Of the 50 children who had specimens collected for bacterial culture from normally sterile sites, 19 (38.0%) were positive; Staphylococcus aureus was identified in 13 (68.4%) of the 19 children. Six of the S. aureus isolates were sensitive to methicillin and seven were methicillin resistant. Seventeen (89.5%) of the 19 children with bacterial coinfections were five years of age or older and 12 (63.2%) of the 19 children were 12 years of age or older. Nineteen (38.8%) of the 49 children with confirmed 2009 influenza A (H1N1) infection had a specimen collected from a normally sterile site; five (26.3%) of the 19 children had a positive bacterial culture (methicillin sensitive S. aureus [2], methicillin resistant S. aureus [2], and Streptococcus constellatus


so in the middle of a wide spread outbreak (between August 30 and September 19, 2009) when the population is an unimmune to the swine flu as they can get we had 3 pediatric deaths nationwide

it then goes on to talk about staph bacteria coinfecting children with the flu; our problems with rampant resistant staph infections probably has more to do with the deaths caused from viral infections like the swine flu than the virus itself

our food supply being supersaturated with live stock antibiotics and one of our childhood vaccines (prevnar) exacerbate the antibiotic resistance problem

"The use of the vaccine created an ecological vacuum, and that combined with excessive use of antibiotics to create this new superbug," Pichichero said.

“Being a carrier of MRSA has increased a lot, especially among school-aged kids,” said Lyn Finelli, chief of influenza surveillance at the CDC. “And being colonized may put them at risk for a severe staph aureus infection when they get the flu.”

Whether the current increase in severe community-acquired S. aureus infections, including methicillin-resistant S. aureus (6), is partially caused by the recent introduction of the pneumococcal conjugate vaccine is yet to be determined.

Wyeth Sees Prevnar Vaccine Sales Reaching $3 Billion In 2009 –
NEW YORK -(Dow Jones)- Wyeth (WYE) expects sales of its Prevnar vaccine to rise to $3 billion in 2009, driven by overseas growth and new launches,

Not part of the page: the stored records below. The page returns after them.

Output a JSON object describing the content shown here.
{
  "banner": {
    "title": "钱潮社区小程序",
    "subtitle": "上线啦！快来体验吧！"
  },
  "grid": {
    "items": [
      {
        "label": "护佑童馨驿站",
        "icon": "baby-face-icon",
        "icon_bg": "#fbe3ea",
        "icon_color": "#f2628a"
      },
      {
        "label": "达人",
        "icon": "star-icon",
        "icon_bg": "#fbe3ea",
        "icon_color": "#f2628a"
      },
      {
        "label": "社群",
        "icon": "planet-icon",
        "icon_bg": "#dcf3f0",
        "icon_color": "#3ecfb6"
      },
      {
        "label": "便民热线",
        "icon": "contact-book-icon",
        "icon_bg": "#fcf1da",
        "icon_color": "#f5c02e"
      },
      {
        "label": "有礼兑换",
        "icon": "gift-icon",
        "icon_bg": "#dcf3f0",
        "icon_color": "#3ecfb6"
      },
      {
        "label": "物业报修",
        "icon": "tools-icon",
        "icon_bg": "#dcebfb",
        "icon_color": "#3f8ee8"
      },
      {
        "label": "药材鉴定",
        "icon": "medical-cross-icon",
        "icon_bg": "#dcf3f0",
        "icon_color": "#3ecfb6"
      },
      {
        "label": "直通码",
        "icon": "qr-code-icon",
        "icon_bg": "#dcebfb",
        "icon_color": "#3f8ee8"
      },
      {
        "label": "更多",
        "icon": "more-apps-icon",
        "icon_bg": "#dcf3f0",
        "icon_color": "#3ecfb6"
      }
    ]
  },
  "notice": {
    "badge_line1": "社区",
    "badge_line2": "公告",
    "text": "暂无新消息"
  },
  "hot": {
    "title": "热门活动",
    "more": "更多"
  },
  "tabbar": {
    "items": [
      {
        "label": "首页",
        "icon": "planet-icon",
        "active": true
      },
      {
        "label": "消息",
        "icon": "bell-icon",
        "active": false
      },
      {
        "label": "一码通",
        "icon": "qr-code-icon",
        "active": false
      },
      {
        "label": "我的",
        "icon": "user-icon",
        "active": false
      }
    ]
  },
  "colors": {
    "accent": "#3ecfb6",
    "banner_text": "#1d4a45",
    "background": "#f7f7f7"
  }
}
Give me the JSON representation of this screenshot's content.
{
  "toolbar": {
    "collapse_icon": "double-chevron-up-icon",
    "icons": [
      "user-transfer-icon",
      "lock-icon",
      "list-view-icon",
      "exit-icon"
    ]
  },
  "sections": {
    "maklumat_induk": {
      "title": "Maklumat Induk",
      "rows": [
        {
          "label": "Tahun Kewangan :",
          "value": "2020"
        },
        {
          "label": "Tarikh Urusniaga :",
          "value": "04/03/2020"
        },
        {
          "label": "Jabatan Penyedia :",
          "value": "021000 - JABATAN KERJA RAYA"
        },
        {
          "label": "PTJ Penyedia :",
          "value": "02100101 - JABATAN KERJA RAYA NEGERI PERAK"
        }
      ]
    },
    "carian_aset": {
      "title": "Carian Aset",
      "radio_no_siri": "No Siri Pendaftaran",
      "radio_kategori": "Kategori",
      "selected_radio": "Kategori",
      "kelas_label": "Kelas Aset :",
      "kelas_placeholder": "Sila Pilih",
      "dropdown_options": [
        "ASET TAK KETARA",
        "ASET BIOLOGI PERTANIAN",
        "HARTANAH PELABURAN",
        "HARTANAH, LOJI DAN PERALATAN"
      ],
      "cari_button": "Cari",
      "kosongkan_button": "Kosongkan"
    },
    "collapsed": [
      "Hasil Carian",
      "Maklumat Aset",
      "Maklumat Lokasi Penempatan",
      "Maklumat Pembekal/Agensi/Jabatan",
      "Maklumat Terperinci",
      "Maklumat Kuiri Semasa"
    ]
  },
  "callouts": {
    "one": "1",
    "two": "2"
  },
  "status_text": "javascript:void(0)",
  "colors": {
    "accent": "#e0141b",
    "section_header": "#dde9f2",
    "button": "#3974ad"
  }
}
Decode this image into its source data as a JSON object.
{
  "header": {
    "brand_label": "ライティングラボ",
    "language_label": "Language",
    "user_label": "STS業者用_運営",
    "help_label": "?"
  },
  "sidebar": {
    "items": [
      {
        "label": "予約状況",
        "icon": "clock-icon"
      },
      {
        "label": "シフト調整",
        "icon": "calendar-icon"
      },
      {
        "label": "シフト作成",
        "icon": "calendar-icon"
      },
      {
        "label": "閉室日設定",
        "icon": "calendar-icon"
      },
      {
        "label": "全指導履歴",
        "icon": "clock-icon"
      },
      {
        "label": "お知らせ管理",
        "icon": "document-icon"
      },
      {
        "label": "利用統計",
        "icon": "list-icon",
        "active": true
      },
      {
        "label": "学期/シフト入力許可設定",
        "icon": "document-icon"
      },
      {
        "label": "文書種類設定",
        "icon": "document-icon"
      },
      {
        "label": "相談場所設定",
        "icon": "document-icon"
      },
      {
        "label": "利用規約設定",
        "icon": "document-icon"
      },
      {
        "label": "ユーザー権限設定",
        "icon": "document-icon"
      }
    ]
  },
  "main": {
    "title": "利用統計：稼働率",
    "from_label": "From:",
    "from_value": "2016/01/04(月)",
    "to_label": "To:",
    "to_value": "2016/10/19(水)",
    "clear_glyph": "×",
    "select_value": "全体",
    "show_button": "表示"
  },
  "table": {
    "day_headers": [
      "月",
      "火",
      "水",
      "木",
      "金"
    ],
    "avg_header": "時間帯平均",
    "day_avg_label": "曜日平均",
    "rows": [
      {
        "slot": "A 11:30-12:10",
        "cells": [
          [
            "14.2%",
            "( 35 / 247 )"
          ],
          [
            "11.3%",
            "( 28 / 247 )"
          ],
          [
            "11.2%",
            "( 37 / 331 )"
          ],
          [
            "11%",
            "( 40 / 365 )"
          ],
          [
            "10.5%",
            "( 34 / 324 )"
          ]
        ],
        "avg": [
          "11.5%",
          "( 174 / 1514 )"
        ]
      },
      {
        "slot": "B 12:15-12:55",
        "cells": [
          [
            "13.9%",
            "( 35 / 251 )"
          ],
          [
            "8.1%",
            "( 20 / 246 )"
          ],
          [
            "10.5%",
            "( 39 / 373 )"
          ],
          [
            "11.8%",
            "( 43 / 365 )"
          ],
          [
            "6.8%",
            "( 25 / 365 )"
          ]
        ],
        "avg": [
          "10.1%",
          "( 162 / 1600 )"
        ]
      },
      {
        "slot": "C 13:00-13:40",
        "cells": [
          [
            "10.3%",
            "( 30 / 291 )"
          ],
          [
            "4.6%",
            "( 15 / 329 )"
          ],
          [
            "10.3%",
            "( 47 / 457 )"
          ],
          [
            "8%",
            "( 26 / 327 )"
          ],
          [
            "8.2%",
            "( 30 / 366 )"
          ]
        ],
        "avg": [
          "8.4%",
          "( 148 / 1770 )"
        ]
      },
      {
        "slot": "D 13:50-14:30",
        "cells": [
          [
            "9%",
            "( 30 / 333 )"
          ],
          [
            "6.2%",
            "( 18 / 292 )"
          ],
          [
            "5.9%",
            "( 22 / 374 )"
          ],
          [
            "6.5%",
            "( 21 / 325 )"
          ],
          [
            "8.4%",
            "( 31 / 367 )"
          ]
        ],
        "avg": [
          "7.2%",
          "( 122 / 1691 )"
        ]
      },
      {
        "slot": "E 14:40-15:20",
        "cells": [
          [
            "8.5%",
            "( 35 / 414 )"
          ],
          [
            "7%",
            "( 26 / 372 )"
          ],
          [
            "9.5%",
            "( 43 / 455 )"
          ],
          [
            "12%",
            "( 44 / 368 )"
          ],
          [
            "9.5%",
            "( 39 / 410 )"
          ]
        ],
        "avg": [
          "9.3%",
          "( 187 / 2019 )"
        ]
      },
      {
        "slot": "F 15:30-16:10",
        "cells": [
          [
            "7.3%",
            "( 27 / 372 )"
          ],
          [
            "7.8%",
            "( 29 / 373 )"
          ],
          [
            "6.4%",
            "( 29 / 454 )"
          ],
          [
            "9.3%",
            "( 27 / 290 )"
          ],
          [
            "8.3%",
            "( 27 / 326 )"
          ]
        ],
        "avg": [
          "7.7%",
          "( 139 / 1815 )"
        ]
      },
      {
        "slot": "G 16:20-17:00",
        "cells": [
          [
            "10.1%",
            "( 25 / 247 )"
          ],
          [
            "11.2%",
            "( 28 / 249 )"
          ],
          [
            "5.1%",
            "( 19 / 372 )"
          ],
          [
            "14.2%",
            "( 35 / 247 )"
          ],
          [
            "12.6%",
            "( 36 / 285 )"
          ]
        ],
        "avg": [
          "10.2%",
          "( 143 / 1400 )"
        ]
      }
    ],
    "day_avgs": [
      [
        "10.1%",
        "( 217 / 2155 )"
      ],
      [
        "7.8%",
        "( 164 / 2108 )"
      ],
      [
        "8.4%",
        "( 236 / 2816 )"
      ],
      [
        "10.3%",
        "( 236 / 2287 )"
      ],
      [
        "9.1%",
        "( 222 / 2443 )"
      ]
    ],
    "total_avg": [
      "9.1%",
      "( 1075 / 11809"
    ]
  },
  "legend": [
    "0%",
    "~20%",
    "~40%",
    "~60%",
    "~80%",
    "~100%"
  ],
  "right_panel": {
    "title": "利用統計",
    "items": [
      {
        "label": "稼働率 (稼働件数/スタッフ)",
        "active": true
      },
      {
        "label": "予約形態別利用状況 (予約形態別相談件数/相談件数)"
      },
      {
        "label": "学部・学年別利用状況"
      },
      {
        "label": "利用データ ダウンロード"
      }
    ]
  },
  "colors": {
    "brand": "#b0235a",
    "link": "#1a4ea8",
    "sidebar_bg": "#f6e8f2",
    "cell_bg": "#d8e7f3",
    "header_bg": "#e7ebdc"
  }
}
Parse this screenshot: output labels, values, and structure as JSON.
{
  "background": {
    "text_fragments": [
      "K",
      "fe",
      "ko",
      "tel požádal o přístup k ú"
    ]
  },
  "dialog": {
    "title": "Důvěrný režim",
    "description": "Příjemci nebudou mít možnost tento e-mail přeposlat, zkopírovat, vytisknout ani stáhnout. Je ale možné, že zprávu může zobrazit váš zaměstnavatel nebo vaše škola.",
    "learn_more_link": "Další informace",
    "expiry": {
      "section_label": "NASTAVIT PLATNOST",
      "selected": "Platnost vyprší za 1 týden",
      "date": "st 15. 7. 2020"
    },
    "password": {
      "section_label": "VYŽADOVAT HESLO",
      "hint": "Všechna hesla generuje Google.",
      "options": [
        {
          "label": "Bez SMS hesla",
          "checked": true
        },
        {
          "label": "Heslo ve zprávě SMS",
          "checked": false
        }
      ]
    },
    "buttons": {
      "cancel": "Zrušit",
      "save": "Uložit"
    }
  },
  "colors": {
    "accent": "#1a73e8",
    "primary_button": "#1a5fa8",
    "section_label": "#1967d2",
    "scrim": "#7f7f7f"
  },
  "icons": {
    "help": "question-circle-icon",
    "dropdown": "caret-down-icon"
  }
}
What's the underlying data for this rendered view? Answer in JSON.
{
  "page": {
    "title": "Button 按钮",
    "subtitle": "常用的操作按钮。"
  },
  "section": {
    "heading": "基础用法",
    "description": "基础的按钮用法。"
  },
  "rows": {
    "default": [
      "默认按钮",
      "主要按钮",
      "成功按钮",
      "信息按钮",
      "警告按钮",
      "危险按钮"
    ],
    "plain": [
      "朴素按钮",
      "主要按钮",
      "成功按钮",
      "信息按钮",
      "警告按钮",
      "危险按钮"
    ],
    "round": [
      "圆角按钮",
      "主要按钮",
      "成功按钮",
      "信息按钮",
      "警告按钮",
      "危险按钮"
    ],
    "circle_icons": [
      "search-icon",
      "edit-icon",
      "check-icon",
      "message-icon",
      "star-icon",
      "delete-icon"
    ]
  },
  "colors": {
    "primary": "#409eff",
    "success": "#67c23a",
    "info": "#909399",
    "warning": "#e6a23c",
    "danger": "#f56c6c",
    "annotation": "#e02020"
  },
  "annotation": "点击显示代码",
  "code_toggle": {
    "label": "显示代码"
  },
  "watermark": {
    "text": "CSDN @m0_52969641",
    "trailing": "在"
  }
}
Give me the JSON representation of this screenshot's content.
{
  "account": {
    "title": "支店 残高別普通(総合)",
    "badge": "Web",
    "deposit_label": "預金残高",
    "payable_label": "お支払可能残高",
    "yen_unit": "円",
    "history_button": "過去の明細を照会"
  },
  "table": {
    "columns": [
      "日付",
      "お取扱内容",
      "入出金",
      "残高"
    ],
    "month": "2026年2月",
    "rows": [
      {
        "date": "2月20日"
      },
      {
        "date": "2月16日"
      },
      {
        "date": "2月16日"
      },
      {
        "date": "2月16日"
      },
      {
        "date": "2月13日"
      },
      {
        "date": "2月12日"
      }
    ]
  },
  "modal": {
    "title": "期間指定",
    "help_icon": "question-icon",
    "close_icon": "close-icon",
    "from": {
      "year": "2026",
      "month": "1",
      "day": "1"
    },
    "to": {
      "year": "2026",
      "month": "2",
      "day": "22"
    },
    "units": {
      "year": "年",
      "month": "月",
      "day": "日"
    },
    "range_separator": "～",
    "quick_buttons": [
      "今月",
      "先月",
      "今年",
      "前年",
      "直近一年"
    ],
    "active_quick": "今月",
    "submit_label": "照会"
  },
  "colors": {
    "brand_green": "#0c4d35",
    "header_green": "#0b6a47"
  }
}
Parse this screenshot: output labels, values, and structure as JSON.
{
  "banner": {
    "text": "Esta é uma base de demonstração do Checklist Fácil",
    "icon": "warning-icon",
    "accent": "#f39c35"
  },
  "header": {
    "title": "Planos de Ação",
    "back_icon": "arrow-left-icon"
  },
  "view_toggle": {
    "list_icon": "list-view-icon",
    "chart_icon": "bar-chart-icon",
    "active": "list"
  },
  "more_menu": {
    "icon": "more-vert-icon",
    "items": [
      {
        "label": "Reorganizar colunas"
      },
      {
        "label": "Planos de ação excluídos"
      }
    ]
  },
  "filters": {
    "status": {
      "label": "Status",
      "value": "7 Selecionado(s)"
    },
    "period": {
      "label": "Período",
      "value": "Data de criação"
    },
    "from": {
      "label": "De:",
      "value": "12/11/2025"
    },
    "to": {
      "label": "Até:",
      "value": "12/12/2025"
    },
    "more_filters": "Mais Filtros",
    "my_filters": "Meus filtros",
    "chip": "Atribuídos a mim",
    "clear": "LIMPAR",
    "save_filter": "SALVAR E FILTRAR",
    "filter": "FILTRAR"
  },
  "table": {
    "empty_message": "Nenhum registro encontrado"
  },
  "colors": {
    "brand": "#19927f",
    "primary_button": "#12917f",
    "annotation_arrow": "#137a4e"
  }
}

A trial with a 7-valent pneumococcal-conjugate vaccine in children with recurrent acute otitis media showed a shift In pneumococcal colonisation towards non-vaccine serotypes and an Increase In Staphylococcus aureus-related acute otitis media after vaccination. We investigated prevalence and determinants of nasopharyngeal carriage of Streptococcus pneumonlae and S aureus in 3198 healthy children aged 1-19 years. Nasopharyngeal carriage of S pneumonlae was detected In 598 (19%) children, and was affected by age (peak Incidence at 3 years) and day-care attendance (odds ratio [OR] 2.14, 95% Cl 1.44-3.18). S aureus carriage was affected by age (peak incidence at 10 years) and male sex (OR 1.46, 1.25-1.70). Serotyping showed 42% vaccine type pneumococci. We noted a negative correlation for co-colonisation of S aureus and vaccine-type pneumococci (OR 0.68, 0.48-0.94), but not for S aureus and non-vaccine serotypes. These findings suggest a natural competition between colonisation with vaccine-type pneumococci and S aureus, which might explain the Increase in S aureus-related otitis media after vaccination.